Determiners are words which specify a noun – that is, they point out whether the noun is already known in the sentence.
For example, the dog is known to the readers, a dog is being introduced for the first time. They can pick out a particular thing: this window, that train, those flowers. They can say how much of the noun there is: five potatoes, a lot of rubbish, some milk. They can also say who the noun belongs to: his pencil, my book, everyone’s playtime. The determiners are giving us a specific idea about the noun.
The most common determiners are the, a, and an. You can usually use these to check whether the word you think is a noun is actually one. Put a determiner in front of the word, and see if it makes sense!
In our previous example from the nouns class, if we put a determiner before water… I asked my neighbour if she could (the) water my tomatoes – the determiner clearly doesn’t work, so water is not behaving as a noun.
But My neighbour put plenty of (the) water on my tomatoes… works fine! Water is working as a noun.
For some nouns, especially abstract ones like courage, faith and happiness, you may need to try a different determiner, such as some or a lot of... For example, imagine you were asked to pick out all the nouns in the following sentences:
It took courage to cross the fast-flowing river.
The children had faith in their teachers.
Susan was filled with happiness when she saw her baby brother.
You would easily spot children, teachers, brother and river just by putting the in front. Susan is someone’s name – a proper noun. But to be sure about the other three nouns, try plenty of courage, some faith, a lot of happiness.
Just a couple more words about determiners...
The three most common determiners are also called articles - the, a, and an. There are just three articles, and they specify whether the noun in the writing is known to the reader already (for example, the) or is being introduced for the first time (for example a, or an.)

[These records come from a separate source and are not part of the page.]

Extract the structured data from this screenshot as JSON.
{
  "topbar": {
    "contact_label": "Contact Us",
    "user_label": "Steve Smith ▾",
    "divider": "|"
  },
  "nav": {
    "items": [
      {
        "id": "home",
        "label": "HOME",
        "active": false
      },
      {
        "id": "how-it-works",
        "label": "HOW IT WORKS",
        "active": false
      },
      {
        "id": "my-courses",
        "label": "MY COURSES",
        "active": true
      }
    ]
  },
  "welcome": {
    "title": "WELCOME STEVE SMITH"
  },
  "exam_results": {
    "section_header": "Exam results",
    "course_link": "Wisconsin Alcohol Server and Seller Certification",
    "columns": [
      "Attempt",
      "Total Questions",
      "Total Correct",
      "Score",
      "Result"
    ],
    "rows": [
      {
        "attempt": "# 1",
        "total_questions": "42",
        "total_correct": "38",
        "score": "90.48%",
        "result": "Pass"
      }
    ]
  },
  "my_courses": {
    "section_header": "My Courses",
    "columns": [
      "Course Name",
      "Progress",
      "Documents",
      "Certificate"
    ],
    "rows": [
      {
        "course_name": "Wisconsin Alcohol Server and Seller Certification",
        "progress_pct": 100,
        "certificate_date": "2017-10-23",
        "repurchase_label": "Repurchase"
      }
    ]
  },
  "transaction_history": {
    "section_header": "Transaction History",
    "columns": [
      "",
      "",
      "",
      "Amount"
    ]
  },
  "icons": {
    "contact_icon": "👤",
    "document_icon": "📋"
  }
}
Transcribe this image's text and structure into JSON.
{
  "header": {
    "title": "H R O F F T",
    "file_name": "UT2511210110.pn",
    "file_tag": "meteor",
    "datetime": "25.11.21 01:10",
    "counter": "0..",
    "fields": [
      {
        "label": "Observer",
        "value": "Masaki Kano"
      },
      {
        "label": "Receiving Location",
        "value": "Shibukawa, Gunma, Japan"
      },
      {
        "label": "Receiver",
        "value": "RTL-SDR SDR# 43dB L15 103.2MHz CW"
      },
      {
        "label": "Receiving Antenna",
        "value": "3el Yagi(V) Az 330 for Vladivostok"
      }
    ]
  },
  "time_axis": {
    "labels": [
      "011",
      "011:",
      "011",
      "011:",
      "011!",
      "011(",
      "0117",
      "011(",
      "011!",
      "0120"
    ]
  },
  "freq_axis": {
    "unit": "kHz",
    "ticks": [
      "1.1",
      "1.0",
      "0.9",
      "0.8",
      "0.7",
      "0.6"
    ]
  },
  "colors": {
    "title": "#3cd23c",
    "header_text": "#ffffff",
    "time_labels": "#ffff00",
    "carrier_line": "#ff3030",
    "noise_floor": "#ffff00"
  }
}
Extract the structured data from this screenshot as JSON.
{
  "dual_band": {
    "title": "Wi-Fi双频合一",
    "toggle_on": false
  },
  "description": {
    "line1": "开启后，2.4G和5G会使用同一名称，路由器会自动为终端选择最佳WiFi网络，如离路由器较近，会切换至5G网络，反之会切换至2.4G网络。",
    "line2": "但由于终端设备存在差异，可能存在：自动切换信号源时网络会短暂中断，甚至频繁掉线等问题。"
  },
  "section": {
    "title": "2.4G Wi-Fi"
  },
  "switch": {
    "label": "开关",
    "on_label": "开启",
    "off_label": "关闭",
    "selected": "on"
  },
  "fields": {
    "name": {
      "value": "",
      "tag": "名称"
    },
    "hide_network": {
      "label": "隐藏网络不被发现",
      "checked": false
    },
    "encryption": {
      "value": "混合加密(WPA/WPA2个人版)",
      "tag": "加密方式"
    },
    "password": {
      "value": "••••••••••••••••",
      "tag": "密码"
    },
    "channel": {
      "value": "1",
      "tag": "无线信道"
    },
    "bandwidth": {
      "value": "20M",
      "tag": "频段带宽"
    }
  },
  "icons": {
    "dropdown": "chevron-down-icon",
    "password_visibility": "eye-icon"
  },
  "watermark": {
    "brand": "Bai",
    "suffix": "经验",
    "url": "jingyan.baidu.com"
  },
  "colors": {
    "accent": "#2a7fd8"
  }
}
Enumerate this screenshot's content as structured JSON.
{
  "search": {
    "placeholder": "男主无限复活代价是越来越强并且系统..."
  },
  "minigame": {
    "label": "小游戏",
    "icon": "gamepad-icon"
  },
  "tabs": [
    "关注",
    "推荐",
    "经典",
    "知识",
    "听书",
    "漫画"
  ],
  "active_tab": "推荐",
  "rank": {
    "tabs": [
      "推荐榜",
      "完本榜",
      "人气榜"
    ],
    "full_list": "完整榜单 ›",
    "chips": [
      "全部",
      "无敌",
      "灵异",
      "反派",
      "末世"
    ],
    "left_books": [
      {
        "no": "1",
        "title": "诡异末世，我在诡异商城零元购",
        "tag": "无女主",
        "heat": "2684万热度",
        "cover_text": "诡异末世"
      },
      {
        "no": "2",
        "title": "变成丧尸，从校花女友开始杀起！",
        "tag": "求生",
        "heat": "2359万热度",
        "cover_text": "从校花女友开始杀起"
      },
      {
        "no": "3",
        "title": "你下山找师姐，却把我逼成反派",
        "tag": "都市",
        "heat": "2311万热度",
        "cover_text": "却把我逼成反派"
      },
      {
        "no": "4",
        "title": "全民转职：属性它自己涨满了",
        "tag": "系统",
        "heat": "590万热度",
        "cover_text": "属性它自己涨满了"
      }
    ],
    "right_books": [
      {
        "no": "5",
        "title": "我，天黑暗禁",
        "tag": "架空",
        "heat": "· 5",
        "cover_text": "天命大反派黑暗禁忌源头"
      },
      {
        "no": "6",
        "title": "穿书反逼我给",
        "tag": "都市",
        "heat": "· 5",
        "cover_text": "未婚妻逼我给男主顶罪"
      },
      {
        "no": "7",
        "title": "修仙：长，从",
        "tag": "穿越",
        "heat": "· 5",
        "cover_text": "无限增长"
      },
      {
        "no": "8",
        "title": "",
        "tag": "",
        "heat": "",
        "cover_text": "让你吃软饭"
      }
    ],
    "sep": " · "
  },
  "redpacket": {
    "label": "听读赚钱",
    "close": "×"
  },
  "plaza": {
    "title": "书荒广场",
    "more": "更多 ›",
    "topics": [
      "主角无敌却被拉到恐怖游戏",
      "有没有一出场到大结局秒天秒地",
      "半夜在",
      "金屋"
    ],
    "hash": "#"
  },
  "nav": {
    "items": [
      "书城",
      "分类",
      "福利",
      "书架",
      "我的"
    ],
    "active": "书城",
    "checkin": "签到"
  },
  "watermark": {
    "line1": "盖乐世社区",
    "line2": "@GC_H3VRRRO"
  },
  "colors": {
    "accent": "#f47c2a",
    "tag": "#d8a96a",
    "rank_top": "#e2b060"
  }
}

A small bird flew into my garden this morning. I watched as it fed at the bird table for a while. Later on, the bird had disappeared.
Written by Mim Barnes for propeller.education